Castón uses a tablet to study other topics, like business soft skills. He’s been in the system so long that the tool has offered him otherwise rare encounters with modern technology.
“The tablet has become my companion,” he says. “Just think about the leisure of not spending idle time inside a room—you can utilize that time to actually study something of substance. That’s fabulous. Now you can actually maximize this experience.”
Joel Castón uses a tablet in the library of the D.C. jail. / By Rebecca Koenig
On weekends, with her pet greyhound in the back seat, Lopez drives her blue coupe all over the D.C. area, to battlefields and museums and even way up north to see Niagara Falls.

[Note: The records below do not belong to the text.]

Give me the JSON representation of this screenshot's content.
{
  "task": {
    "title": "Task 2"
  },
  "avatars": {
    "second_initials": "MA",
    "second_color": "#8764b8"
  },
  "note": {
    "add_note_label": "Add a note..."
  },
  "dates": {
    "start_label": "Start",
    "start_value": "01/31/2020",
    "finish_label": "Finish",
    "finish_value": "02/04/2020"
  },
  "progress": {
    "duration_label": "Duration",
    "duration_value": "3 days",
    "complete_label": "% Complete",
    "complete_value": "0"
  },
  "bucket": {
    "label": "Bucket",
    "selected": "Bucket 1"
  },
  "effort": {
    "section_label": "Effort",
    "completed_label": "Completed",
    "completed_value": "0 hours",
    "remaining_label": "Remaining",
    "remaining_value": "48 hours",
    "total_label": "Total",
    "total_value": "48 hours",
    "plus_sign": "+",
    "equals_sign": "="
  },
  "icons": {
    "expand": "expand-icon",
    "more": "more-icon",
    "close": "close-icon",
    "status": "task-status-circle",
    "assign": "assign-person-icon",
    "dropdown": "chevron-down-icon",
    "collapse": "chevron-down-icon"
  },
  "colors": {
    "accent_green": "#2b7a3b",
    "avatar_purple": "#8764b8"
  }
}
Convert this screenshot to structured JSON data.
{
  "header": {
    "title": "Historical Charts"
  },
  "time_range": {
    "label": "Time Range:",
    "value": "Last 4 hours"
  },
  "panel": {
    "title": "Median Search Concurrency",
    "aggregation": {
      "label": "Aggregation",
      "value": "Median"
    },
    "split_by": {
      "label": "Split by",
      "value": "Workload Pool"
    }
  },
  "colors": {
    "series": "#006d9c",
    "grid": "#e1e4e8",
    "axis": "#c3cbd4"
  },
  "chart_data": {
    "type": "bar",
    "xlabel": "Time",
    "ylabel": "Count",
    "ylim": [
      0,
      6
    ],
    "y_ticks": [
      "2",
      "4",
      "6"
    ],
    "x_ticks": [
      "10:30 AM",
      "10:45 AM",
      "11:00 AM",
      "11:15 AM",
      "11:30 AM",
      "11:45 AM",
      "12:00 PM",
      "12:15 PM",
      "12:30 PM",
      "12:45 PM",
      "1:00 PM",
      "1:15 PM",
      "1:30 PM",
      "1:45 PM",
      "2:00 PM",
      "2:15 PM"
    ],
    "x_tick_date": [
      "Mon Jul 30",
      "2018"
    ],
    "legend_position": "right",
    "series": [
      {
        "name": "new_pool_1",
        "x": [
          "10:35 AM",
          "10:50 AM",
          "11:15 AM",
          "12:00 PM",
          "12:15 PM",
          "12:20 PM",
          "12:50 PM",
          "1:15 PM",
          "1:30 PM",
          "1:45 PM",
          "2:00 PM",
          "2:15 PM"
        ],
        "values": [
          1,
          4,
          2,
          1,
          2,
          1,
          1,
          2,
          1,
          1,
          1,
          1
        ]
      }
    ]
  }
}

She savors the liberty to learn that she hopes the jail’s tablets offer residents, albeit on a small scale. The freedom to read a book when they choose. To move forward in a class at their own pace.
Riding in that car on the way to a correctional officers meeting, Lopez mentions she’s never been the victim of a crime. Still, she can’t help but wonder how much punishment is enough to atone for the acts that incarcerated people are convicted of committing.
“What does more time do?” she asks.
In the long term, Lopez wants to change Americans’ attitudes toward students like hers, mostly men of color whom she views primarily as “really enthusiastic adult learners.”
“I don’t look up their offenses,” she says. “It doesn’t matter to me.”
More concretely, Lopez wants to figure out how effective her programs are, analyzing, for example, whether blended learning is more helpful than tablet-based study alone. And she wants to set clearer benchmarks for each student. She hopes to change their trajectories after they’re released, making sure the schoolwork they do in jail ultimately helps them get better jobs that pay living wages.
A watershed RAND evaluation of correctional education programs published in 2013 found that inmates who participate in such programs have 43 percent lower odds of recidivating than those who don’t. Yet it may be difficult to measure recidivism among Lopez’s students, who can be sent all over the country to carry out their sentences.
Even so, she and her colleagues are working to prove the program’s worth. The tablet system allows jail educators to track the progress that individual inmates are making in their skills and classes. APDS is collecting data from multiple facilities where its tablets are used to assess what’s working. In one jurisdiction, the company’s program helped increase GED pass rates by 57 percent, says Arti Finn, APDS co-founder.
Anecdotal evidence looks promising so far.
“We were not even a month into our pilot program when Director Booth and I had a meeting, and he told me there’s been a culture shift already. He’d never seen it before,” says Howard, the Georgetown professor. “He would hear people discussing what they’d learned in class, debating philosophy. He overheard a phone call where someone said, ‘Mom, can you believe I’m in a Georgetown class?’ with such pride.”
In addition to the hopes Lopez has for her students, they have goals of their own. Briscoe wants to earn his GED, study information technology through Ashland University and help his three daughters and two sons with their homework.
But he doesn’t think only of himself. He advocates on behalf of his peers who have less access to resources than he has on the Phoenix Unit. It would reduce rates of violence, he says, if more residents had more opportunities to study.
He also thinks it would prepare them not only to reenter the outside world, but to succeed there.
“A lot of people come to jail and just leave with nothing. They don’t know nothing but what they knew before they came,” he says. “If you had something to go out there and look forward to, there’s less chance you’ll be turned back.”